- Ensure that all supply requests are tracked
- In the least, require employees to log what they take from the supply room. An Inventory Record Logbook will help you audit inventory use. Of course, an honor system log is subject to misuse.
Consider Supply Shrinkage
Are office supplies disappearing into thin air? According to the SMB Office Supplies Shrinkage Survey by OfficeMax, office works tend to borrow, misplace, steal, and even hoard office supplies. This sort of behavior can put a major damper on your office supply inventory efforts. While a few missing pens aren’t going to be the demise of your business, continued and persistent shrinkage could put a damper on your business’s financial stability. If you notice any red flags on your logs or ledgers, it might be time to implement a tougher supply use policy within the office.
Don’t Get Too Comfortable
Inventory checks aren’t one-and-done events. You should perform regular inventory audits at the end of each accounting period or whenever issues arise. Always your most current inventory logs to determine supply ordering frequencies and amounts.
Please keep an open mind when it comes to office supplies. You may find that certain office policies help you reduce your office supply spending or even reduce your office’s carbon footprint.
You may be able to save money by switching vendors, shopping in bulk, or switching to generics.
Don’t Forget The rules
You can apply the first-in, first-out rule to any inventory. It means that you always use the oldest stock first. When it comes to potentially perishable office supplies, the first-in, first-out rule can prevent waste.
You can depreciate office supplies and equipment used to startup a new business. As of 2020, you can deduct up to $5,000 of your startup costs on your business tax return.

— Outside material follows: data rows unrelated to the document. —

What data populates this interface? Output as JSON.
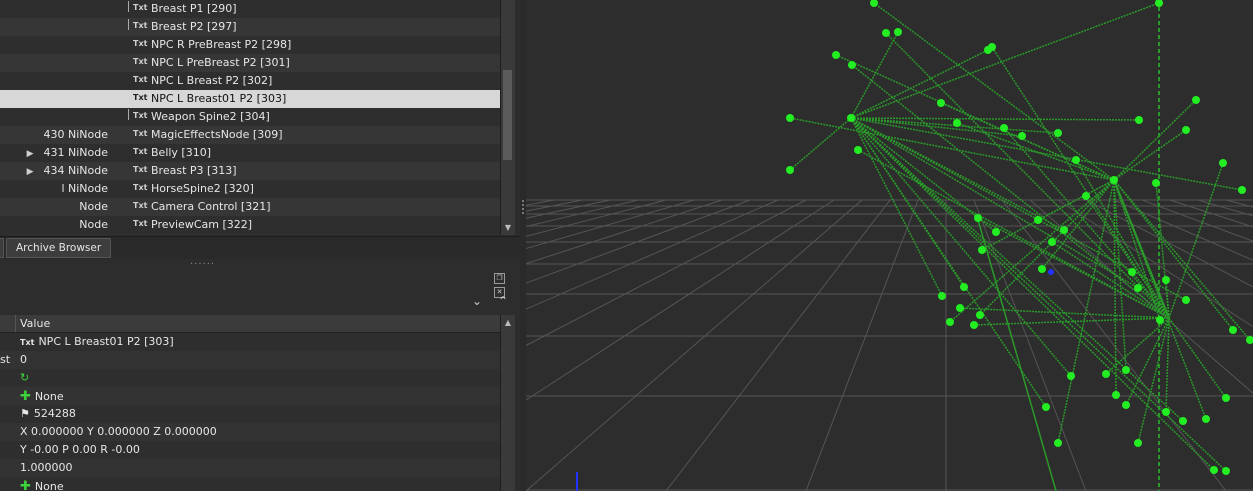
{
  "tree": {
    "rows": [
      {
        "num": "",
        "arrow": "",
        "icon": "Txt",
        "name": "Breast P1 [290]",
        "branch": true
      },
      {
        "num": "",
        "arrow": "",
        "icon": "Txt",
        "name": "Breast P2 [297]",
        "branch": true
      },
      {
        "num": "",
        "arrow": "",
        "icon": "Txt",
        "name": "NPC R PreBreast P2 [298]",
        "branch": false
      },
      {
        "num": "",
        "arrow": "",
        "icon": "Txt",
        "name": "NPC L PreBreast P2 [301]",
        "branch": false
      },
      {
        "num": "",
        "arrow": "",
        "icon": "Txt",
        "name": "NPC L Breast P2 [302]",
        "branch": false
      },
      {
        "num": "",
        "arrow": "",
        "icon": "Txt",
        "name": "NPC L Breast01 P2 [303]",
        "branch": false,
        "selected": true
      },
      {
        "num": "",
        "arrow": "",
        "icon": "Txt",
        "name": "Weapon Spine2 [304]",
        "branch": true
      },
      {
        "num": "430 NiNode",
        "arrow": "",
        "icon": "Txt",
        "name": "MagicEffectsNode [309]",
        "branch": false
      },
      {
        "num": "431 NiNode",
        "arrow": "▶",
        "icon": "Txt",
        "name": "Belly [310]",
        "branch": false
      },
      {
        "num": "434 NiNode",
        "arrow": "▶",
        "icon": "Txt",
        "name": "Breast P3 [313]",
        "branch": false
      },
      {
        "num": "l NiNode",
        "arrow": "",
        "icon": "Txt",
        "name": "HorseSpine2 [320]",
        "branch": false
      },
      {
        "num": "Node",
        "arrow": "",
        "icon": "Txt",
        "name": "Camera Control [321]",
        "branch": false
      },
      {
        "num": "Node",
        "arrow": "",
        "icon": "Txt",
        "name": "PreviewCam [322]",
        "branch": false
      }
    ]
  },
  "tabs": {
    "archive_browser": "Archive Browser"
  },
  "properties": {
    "header_value": "Value",
    "rows": [
      {
        "key": "",
        "icon": "Txt",
        "value": "NPC L Breast01 P2 [303]"
      },
      {
        "key": "st",
        "icon": "",
        "value": "0"
      },
      {
        "key": "",
        "icon": "↻",
        "value": ""
      },
      {
        "key": "",
        "icon": "✚",
        "value": "None"
      },
      {
        "key": "",
        "icon": "⚑",
        "value": "524288"
      },
      {
        "key": "",
        "icon": "",
        "value": "X 0.000000 Y 0.000000 Z 0.000000"
      },
      {
        "key": "",
        "icon": "",
        "value": "Y -0.00 P 0.00 R -0.00"
      },
      {
        "key": "",
        "icon": "",
        "value": "1.000000"
      },
      {
        "key": "",
        "icon": "✚",
        "value": "None"
      }
    ]
  },
  "viewport": {
    "node_color": "#22ee22",
    "link_color": "#2a9a2a",
    "grid_color": "#555555",
    "marker_color": "#2233ff"
  }
}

We hope you enjoyed our guide on how to inventory office supplies. An accurate and up-to-date office supply inventory can help you manage your business’s spending and even cash in on some hearty end-of-year tax deductions. Best of all, when you apply these practices correctly, you should never have to cope with supply outages again! While customer service, employee happiness, and revenue may be your highest priorities, it’s often the little things (including pens and paper) that keep a business chugging right along. Do you have any remaining questions or comments? If so, feel free to drop them in the section below.